On January 4, 2017, the Company completed the disposition of its MHPS business to Konecranes Plc, a Finnish public company limited by shares pursuant to a Stock and Asset Purchase Agreement. In connection with the Disposition, we received 19.6 million newly issued Class B shares of Konecranes and approximately $832 million in cash after adjustments for estimated cash, debt and net working capital at closing and the divestiture of Konecranes Stahl Crane Systems business, which was undertaken by Konecranes in connection with the Disposition. The final transaction consideration is subject to post-closing adjustments for the actual cash, debt and net working capital at closing, the 2016 performance of the MHPS business and Konecranes business, and the closing of the sale of Stahl. The sale of the Companys MHPS business to Konecranes represents a significant strategic shift in the Companys business away from universal, process, mobile harbor and ship-to-shore cranes that will have a major effect on the Companys future operating results, primarily because the MHPS business represented the entirety of one of the Companys five previous reportable operating segments and comprised two of the Companys six previous reporting units, representing a significant portion of the Companys revenues and assets, and is therefore accounted for as a discontinued operation.
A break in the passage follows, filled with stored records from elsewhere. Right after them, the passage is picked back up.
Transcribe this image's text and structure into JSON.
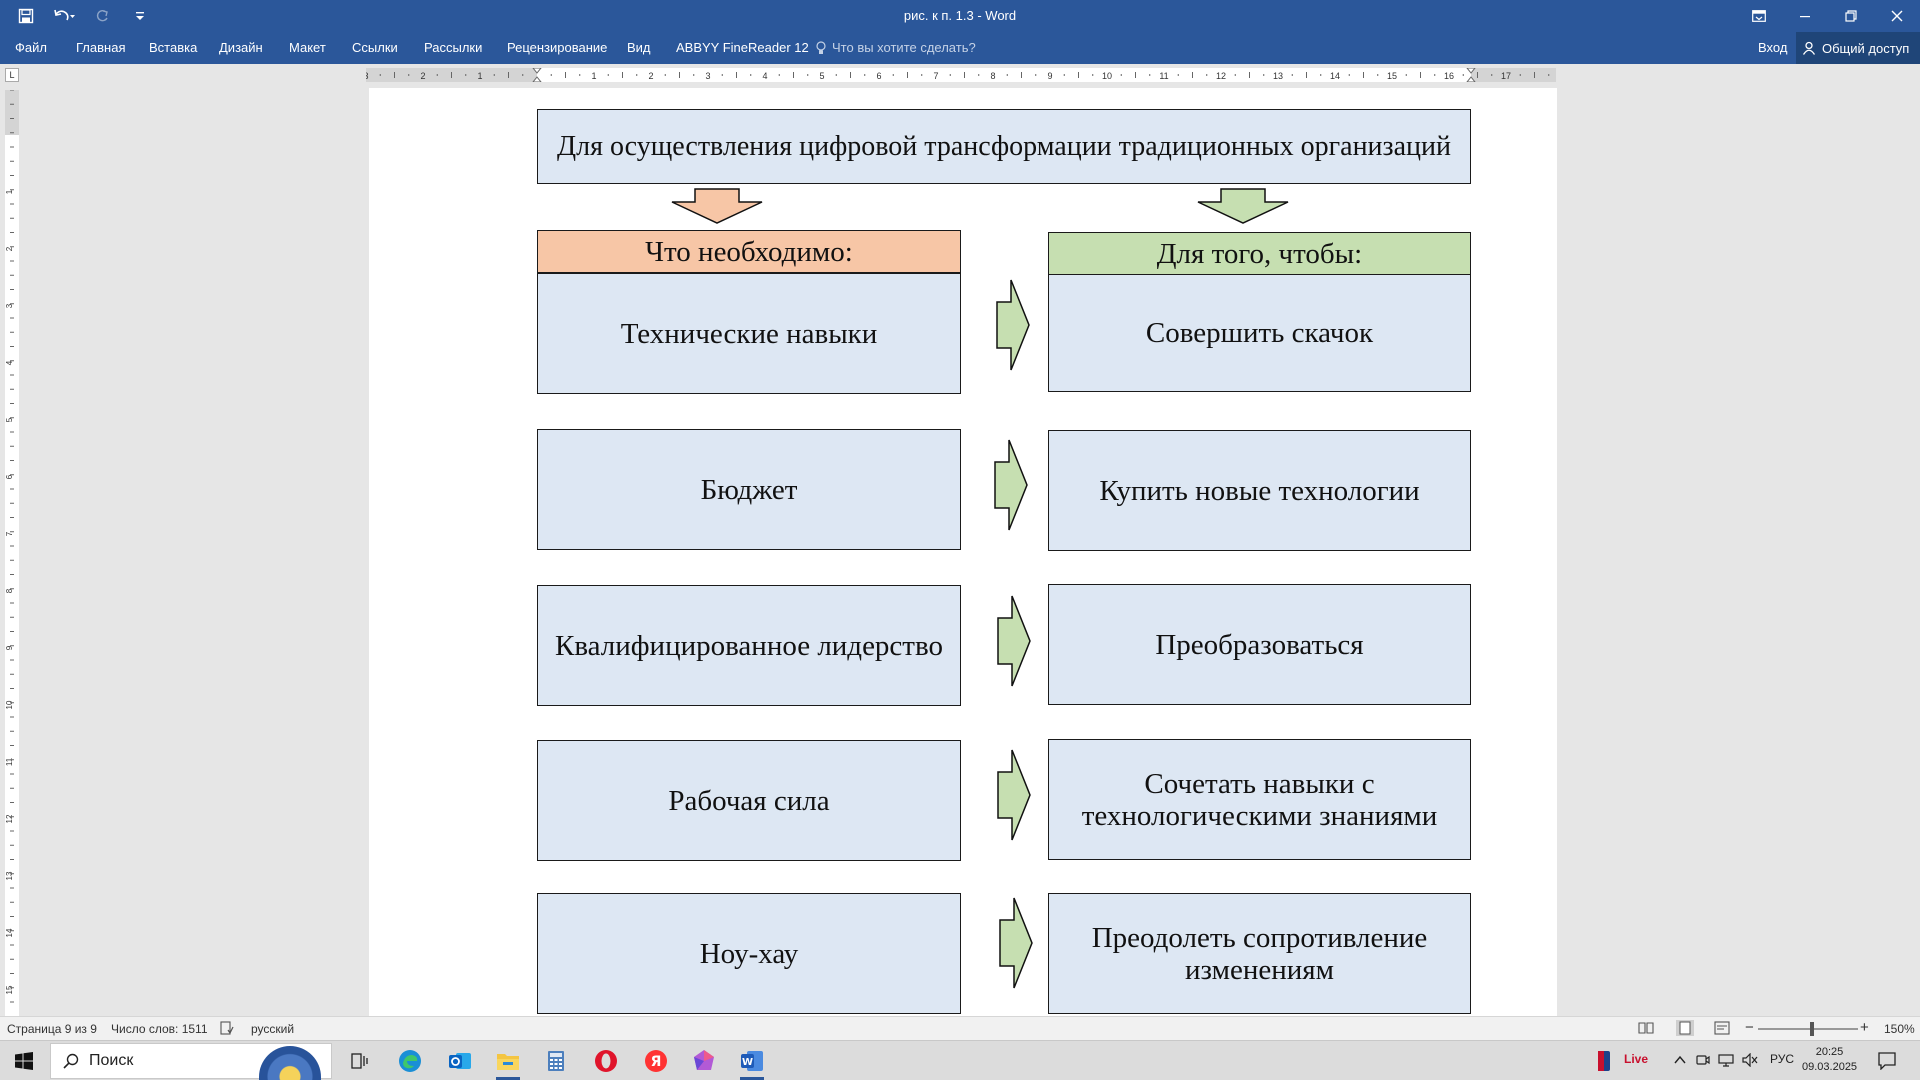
{
  "window": {
    "title": "рис. к п. 1.3 - Word",
    "controls": {
      "display_options_icon": "ribbon-display-icon",
      "minimize_icon": "minimize-icon",
      "restore_icon": "restore-icon",
      "close_icon": "close-icon"
    }
  },
  "quick_access": {
    "save_icon": "save-icon",
    "undo_icon": "undo-icon",
    "redo_icon": "redo-icon",
    "customize_icon": "customize-qat-icon"
  },
  "ribbon": {
    "tabs": [
      "Файл",
      "Главная",
      "Вставка",
      "Дизайн",
      "Макет",
      "Ссылки",
      "Рассылки",
      "Рецензирование",
      "Вид",
      "ABBYY FineReader 12"
    ],
    "tell_me_placeholder": "Что вы хотите сделать?",
    "sign_in": "Вход",
    "share": "Общий доступ"
  },
  "ruler": {
    "tab_selector": "L",
    "top_numbers": [
      "3",
      "2",
      "1",
      "1",
      "2",
      "3",
      "4",
      "5",
      "6",
      "7",
      "8",
      "9",
      "10",
      "11",
      "12",
      "13",
      "14",
      "15",
      "16",
      "17"
    ],
    "left_numbers": [
      "1",
      "1",
      "2",
      "3",
      "4",
      "5",
      "6",
      "7",
      "8",
      "9",
      "10",
      "11",
      "12",
      "13",
      "14",
      "15"
    ]
  },
  "diagram": {
    "title": "Для осуществления цифровой трансформации традиционных организаций",
    "left_header": "Что необходимо:",
    "right_header": "Для того, чтобы:",
    "rows": [
      {
        "need": "Технические навыки",
        "goal": "Совершить скачок"
      },
      {
        "need": "Бюджет",
        "goal": "Купить новые технологии"
      },
      {
        "need": "Квалифицированное лидерство",
        "goal": "Преобразоваться"
      },
      {
        "need": "Рабочая сила",
        "goal": "Сочетать навыки с технологическими знаниями"
      },
      {
        "need": "Ноу-хау",
        "goal": "Преодолеть сопротивление изменениям"
      }
    ],
    "colors": {
      "box_fill": "#dde7f3",
      "left_header_fill": "#f7c6a6",
      "right_header_fill": "#c6dfb1",
      "left_arrow_fill": "#f7c6a6",
      "right_arrow_fill": "#c6dfb1"
    }
  },
  "status": {
    "page": "Страница 9 из 9",
    "words": "Число слов: 1511",
    "language": "русский",
    "zoom": "150%",
    "zoom_level_percent": 150
  },
  "taskbar": {
    "search_label": "Поиск",
    "apps": [
      "task-view-icon",
      "edge-icon",
      "outlook-icon",
      "file-explorer-icon",
      "calculator-icon",
      "opera-icon",
      "yandex-icon",
      "app-icon",
      "word-icon"
    ],
    "tray": {
      "live": "Live",
      "language": "РУС"
    },
    "clock": {
      "time": "20:25",
      "date": "09.03.2025"
    }
  }
}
MHPS products include universal cranes, process cranes and components, such as rope hoists, chain hoists, light crane systems, travel units and electric motors, primarily for industrial applications, and mobile harbor cranes, ship-to-shore gantry cranes, rubber tired and rail mounted gantry cranes, straddle carriers, sprinter carriers, reach stackers, container handlers, general cargo lift trucks, automated stacking cranes, automated guided vehicles and software solutions for logistics terminals. On February 15, 2017, Terex sold approximately 7.5 million Konecranes shares for net proceeds of approximately $268 million. Following the sale of shares, Terex owns approximately 15.5% of the outstanding shares of Konecranes and has two director representatives on the Konecranes Board.